Lake to River Migrations
While data on far-ranging catfish offer positive implications for anglers on the U.S. side of the river, Pegg says dramatic north-to-south upstream migration trends have raised eyebrows among fish managers in Manitoba. "So far, we've only observed one tagged catfish that traveled upstream to the U.S. side that returned to Lockport, where it was tagged. There's been subsequent interest from Manitoba concerning harvest management, given the discrepancy in catfish regulations between borders.
"I suspect over time, we'll see fish coming back to Canada," Pegg adds. "But there's so little fishing pressure on the lower reaches of the river that tag returns may never reflect it."
Pegg and colleagues plan to examine the chemistry of tagged catfish to determine where they've lingered longest. "Each waterbody — Red River, Lake Winnipeg, and other lakes and rivers — exhibits a different chemical signature that shows up in the skeletons of catfish," he says. "So if a fish is born in Lake Winnipeg, but spends most of its life in the upper reaches of the river, we'll see it."
It points to one of the more compelling questions in this complex waterway: Are Red River channel catfish feeding, spawning, wintering, or migrating to or from Lake Winnipeg in any significant way?
Siddons' work reveals, among tagged catfish, no downstream movement through the St. Andrews Dam at Lockport.
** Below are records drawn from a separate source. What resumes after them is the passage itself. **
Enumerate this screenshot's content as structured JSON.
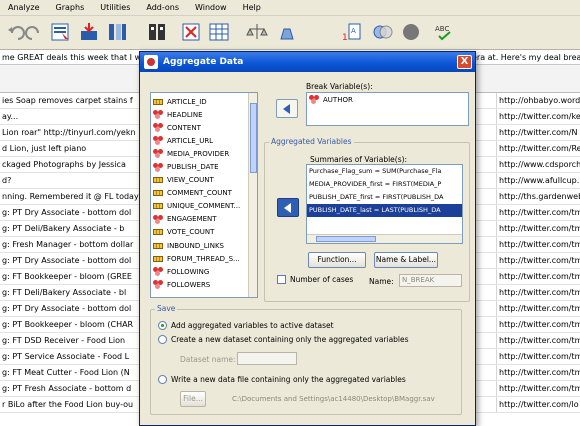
{
  "menu": [
    "Analyze",
    "Graphs",
    "Utilities",
    "Add-ons",
    "Window",
    "Help"
  ],
  "infobar": "me GREAT deals this week that I wante",
  "infobar_right": "era at. Here's my deal breakd",
  "rows": [
    {
      "c1": "ies Soap removes carpet stains f",
      "c2": "http://ohbabyo.word"
    },
    {
      "c1": "ay...",
      "c2": "http://twitter.com/ke"
    },
    {
      "c1": "Lion roar\" http://tinyurl.com/yekn",
      "c2": "http://twitter.com/N"
    },
    {
      "c1": "d Lion, just left piano",
      "c2": "http://twitter.com/Re"
    },
    {
      "c1": "ckaged Photographs by Jessica",
      "c2": "http://www.cdsporch"
    },
    {
      "c1": "d?",
      "c2": "http://www.afullcup."
    },
    {
      "c1": "nning. Remembered it @ FL today",
      "c2": "http://ths.gardenweb"
    },
    {
      "c1": "g: PT Dry Associate - bottom dol",
      "c2": "http://twitter.com/tm"
    },
    {
      "c1": "g: PT Deli/Bakery Associate - b",
      "c2": "http://twitter.com/tm"
    },
    {
      "c1": "g: Fresh Manager - bottom dollar",
      "c2": "http://twitter.com/tm"
    },
    {
      "c1": "g: PT Dry Associate - bottom dol",
      "c2": "http://twitter.com/tm"
    },
    {
      "c1": "g: FT Bookkeeper - bloom (GREE",
      "c2": "http://twitter.com/tm"
    },
    {
      "c1": "g: FT Deli/Bakery Associate - bl",
      "c2": "http://twitter.com/tm"
    },
    {
      "c1": "g: PT Dry Associate - bottom dol",
      "c2": "http://twitter.com/tm"
    },
    {
      "c1": "g: PT Bookkeeper - bloom (CHAR",
      "c2": "http://twitter.com/tm"
    },
    {
      "c1": "g: FT DSD Receiver - Food Lion",
      "c2": "http://twitter.com/tm"
    },
    {
      "c1": "g: PT Service Associate - Food L",
      "c2": "http://twitter.com/tm"
    },
    {
      "c1": "g: FT Meat Cutter - Food Lion (N",
      "c2": "http://twitter.com/tm"
    },
    {
      "c1": "g: PT Fresh Associate - bottom d",
      "c2": "http://twitter.com/tm"
    },
    {
      "c1": "r BiLo after the Food Lion buy-ou",
      "c2": "http://twitter.com/lo"
    }
  ],
  "dialog": {
    "title": "Aggregate Data",
    "close": "X",
    "variables": [
      {
        "name": "ARTICLE_ID",
        "type": "ruler"
      },
      {
        "name": "HEADLINE",
        "type": "nom"
      },
      {
        "name": "CONTENT",
        "type": "nom"
      },
      {
        "name": "ARTICLE_URL",
        "type": "nom"
      },
      {
        "name": "MEDIA_PROVIDER",
        "type": "nom"
      },
      {
        "name": "PUBLISH_DATE",
        "type": "nom"
      },
      {
        "name": "VIEW_COUNT",
        "type": "ruler"
      },
      {
        "name": "COMMENT_COUNT",
        "type": "ruler"
      },
      {
        "name": "UNIQUE_COMMENT...",
        "type": "ruler"
      },
      {
        "name": "ENGAGEMENT",
        "type": "nom"
      },
      {
        "name": "VOTE_COUNT",
        "type": "ruler"
      },
      {
        "name": "INBOUND_LINKS",
        "type": "ruler"
      },
      {
        "name": "FORUM_THREAD_S...",
        "type": "ruler"
      },
      {
        "name": "FOLLOWING",
        "type": "nom"
      },
      {
        "name": "FOLLOWERS",
        "type": "nom"
      }
    ],
    "break_label": "Break Variable(s):",
    "break_items": [
      "AUTHOR"
    ],
    "aggregated_legend": "Aggregated Variables",
    "summaries_label": "Summaries of Variable(s):",
    "summaries": [
      "Purchase_Flag_sum = SUM(Purchase_Fla",
      "MEDIA_PROVIDER_first = FIRST(MEDIA_P",
      "PUBLISH_DATE_first = FIRST(PUBLISH_DA",
      "PUBLISH_DATE_last = LAST(PUBLISH_DA"
    ],
    "function_btn": "Function...",
    "namelabel_btn": "Name & Label...",
    "number_of_cases": "Number of cases",
    "name_label": "Name:",
    "name_value": "N_BREAK",
    "save_legend": "Save",
    "opt_add": "Add aggregated variables to active dataset",
    "opt_create": "Create a new dataset containing only the aggregated variables",
    "dataset_name_label": "Dataset name:",
    "opt_write": "Write a new data file containing only the aggregated variables",
    "file_btn": "File...",
    "file_path": "C:\\Documents and Settings\\ac14480\\Desktop\\BMaggr.sav"
  }
}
He noted that four catfish tagged in the Red River below the dam were recaptured in Lake Winnipeg in September 2014. Pegg adds that a different fish, tagged near Selkirk in June, immediately traveled downstream into Lake Winnipeg, swam 93 miles around the lake's southern basin, and returned to the river in October.
"We had initially speculated catfish might enter Lake Winnipeg to take advantage of additional food sources, or to seek deep, still water for a winter refuge," Pegg says. "For now, the jury's still out."
Worthy of watching, too, is the role of commercial catfish harvest in Lake Winnipeg. Catfish are commonly caught there in gillnets by commercial fishers seeking walleyes. Given the current uncertainly of the Lake Winnipeg commercial walleye fishery, it's been speculated that netters may turn to catfish as a means of making up for a shortfall of other species. If this happens, it could have an impact on the world-class catfishery up and down the river.
Siddons continues: "Our results suggest the Manitoba portion of the Red River may be functioning as a source population for the upstream fishery. The complex nature of channel catfish movements in the Red River, across international borders, and the resulting implications suggest management of this fishery should focus on the entire watershed.
"If downstream movement from the U.S. doesn't occur, as we have seen here, or is limited, then the channel catfish fishery in the Red River could be functioning as a source-sink system. Eventually, unidirectional movements could lead to degradation of the trophy channel catfish fishery in the lower Red River. We have no evidence that such depletion is occurring, but it would be worth monitoring to ensure viable populations on both sides of the international border."
Pegg and I agreed that if such a "source-sink" situation is indeed at play, it hasn't so far impacted the world-class fishery on either side of the border for many decades. However, it will be interesting to follow this study to its conclusion, to see whether tagged fish recaptured in the U.S. eventually return downstream to where they were tagged, or whether the lower river is responsible for breeding more catfish. Further, results from the radiotelemetry portion of the study will soon begin to emerge, providing a more complete picture and ultimately offering more tantalizing glimpses into the secret lives of channel catfish.
*In-Fisherman Field Editor Cory Schmidt contributes to all In-Fisherman publications, often uncovering the latest science connections to fisheries and fishing.